Leila Heller Gallery New York is pleased to present “Zaha Hadid,” an exhibition featuring the oeuvre of the late internationally renowned architect Dame Zaha Hadid. On view will be works spanning from a breadth of Hadid’s designs including pieces from the 2015 Liquid Glacial Collection of furniture.
From the MAXXI Museum in Rome to the London Olympic Aquatics Stadium, from the Guangzhou Opera House to the Sheikh Zayed Bridge in Abu Dhabi, over the last 30 years Hadid has engaged with architecture as a form of landscape painting, transforming the hard-geometry of 20th century vertical aspirations into a site specific horizontal reflection of multi-perspectival design, heralding a new era along the way. For this exhibition, the hallmarks of these large scale building projects and grand architecture reveal themselves in the architect’s use of a new spatial paradigm at all scales, and in a myriad of materials resulting in a multitude of forms of domestic reverie.
On the occasion of this exhibition, Leila Heller Gallery presents various bodies of Hadid’s design work, exemplifying her transition after the 1990s from an ‘early semi-tectonic’ into her ‘later semi-liquid’ phase. The architect’s transposition of the vertical and horizontal can be seen in the angular Seoul desk (2008), composed in high gloss fiberglass. Made from sustainably-sourced American walnut and hand-finished to a seamless surface, the Volu table (2015), is conceived as a dinning pavilion with curved components and is shaped further by typological, functional and ergonomic considerations. Hadid’s ethic of deep environmental and physical inter-connectedness is exemplified in the Visio vases (2014), whose intricate pleats seek to portray the complexity of liquid form.
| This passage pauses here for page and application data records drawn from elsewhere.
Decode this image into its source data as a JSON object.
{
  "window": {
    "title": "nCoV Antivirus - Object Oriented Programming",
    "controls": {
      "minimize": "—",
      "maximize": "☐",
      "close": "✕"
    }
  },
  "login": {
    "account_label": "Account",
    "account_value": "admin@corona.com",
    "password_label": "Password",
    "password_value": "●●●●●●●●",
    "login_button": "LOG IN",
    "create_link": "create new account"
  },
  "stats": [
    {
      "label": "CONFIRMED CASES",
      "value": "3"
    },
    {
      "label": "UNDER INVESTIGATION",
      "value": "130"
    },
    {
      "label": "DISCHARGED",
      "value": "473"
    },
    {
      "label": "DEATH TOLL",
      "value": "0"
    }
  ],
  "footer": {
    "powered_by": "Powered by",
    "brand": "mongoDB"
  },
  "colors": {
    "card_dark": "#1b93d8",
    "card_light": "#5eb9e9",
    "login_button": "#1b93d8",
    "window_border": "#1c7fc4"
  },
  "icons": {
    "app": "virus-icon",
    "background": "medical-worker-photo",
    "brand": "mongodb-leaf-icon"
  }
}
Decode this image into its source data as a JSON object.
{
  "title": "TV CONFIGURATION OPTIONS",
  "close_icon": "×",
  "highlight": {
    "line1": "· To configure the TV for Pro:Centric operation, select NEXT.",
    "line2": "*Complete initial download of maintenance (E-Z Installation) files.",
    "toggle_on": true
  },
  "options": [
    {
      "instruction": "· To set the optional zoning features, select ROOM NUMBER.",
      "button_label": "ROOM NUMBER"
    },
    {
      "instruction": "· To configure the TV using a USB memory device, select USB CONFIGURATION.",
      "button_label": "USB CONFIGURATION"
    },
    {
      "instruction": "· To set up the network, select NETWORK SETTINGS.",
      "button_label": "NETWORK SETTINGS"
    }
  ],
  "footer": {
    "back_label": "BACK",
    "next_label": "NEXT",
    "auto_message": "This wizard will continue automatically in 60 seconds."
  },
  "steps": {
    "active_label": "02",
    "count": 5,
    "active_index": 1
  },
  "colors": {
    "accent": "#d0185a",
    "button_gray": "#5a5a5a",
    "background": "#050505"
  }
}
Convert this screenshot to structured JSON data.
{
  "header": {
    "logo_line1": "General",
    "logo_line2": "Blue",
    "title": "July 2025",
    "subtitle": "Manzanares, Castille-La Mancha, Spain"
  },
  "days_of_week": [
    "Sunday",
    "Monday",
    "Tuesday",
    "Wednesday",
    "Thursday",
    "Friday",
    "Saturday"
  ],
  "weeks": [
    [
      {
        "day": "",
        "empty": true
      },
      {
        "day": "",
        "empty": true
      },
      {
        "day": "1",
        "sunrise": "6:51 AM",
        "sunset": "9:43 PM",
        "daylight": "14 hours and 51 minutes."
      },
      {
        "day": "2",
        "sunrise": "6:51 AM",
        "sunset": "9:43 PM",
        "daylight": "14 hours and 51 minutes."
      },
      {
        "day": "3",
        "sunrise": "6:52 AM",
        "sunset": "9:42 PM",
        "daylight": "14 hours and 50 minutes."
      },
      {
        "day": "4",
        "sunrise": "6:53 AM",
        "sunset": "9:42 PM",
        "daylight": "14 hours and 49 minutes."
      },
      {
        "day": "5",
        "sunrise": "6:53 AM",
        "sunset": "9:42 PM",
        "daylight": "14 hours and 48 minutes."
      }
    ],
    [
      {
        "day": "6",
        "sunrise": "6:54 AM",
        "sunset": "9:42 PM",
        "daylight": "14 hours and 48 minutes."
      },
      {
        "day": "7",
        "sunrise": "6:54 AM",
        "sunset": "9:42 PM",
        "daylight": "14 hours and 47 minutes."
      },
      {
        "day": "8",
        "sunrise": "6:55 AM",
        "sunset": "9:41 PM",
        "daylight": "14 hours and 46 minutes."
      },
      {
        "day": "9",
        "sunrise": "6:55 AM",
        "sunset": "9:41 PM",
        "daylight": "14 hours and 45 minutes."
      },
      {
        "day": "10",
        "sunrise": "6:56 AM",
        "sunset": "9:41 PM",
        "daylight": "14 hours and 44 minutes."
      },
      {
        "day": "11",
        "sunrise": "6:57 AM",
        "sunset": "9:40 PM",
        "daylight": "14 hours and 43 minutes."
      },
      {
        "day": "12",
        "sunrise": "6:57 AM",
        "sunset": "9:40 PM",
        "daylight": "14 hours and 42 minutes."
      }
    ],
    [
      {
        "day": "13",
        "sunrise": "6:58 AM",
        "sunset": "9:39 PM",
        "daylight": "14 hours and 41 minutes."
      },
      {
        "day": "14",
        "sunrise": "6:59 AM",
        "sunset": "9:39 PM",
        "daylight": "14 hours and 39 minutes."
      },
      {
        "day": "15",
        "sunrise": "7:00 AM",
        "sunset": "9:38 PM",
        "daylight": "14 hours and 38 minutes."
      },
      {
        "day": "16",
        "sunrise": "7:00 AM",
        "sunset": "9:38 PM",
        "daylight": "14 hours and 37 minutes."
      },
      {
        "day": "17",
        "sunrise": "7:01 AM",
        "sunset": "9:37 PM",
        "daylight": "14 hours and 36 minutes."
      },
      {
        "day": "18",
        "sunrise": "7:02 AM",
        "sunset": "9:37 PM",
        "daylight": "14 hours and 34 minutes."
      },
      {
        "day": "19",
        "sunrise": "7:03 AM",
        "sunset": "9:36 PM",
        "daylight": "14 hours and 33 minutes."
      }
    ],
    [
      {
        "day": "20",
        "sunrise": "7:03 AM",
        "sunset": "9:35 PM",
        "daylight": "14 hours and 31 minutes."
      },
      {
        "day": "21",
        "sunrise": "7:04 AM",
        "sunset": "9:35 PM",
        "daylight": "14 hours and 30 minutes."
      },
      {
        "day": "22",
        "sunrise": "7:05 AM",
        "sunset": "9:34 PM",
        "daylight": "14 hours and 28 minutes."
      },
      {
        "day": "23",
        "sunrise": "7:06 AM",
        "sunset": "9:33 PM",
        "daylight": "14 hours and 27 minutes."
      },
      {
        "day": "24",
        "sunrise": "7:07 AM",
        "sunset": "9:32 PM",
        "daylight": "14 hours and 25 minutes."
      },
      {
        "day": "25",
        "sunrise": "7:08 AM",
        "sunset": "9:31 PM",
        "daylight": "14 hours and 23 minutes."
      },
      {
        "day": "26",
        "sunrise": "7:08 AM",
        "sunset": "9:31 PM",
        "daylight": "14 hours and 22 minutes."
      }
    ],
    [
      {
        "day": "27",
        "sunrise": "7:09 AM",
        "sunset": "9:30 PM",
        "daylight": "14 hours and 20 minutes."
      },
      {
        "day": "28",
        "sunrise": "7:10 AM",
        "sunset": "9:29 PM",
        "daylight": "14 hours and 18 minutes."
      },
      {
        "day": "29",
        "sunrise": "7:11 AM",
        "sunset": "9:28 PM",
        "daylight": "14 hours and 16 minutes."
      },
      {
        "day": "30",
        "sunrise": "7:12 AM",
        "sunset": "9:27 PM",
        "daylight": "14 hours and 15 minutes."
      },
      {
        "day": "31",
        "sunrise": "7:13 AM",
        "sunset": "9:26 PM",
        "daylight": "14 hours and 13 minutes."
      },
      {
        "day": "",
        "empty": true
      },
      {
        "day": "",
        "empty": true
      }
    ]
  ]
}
Hadid’s work in design presents a 21st century evolution towards iconic folds and organic forms, as well as an exploration of scale, innovation, and materiality: from the delicately tactile to the high-gloss industrial. These signature elements in the evolution of a gesture translate into lyrical condensations in the interior, domestic, or personal space.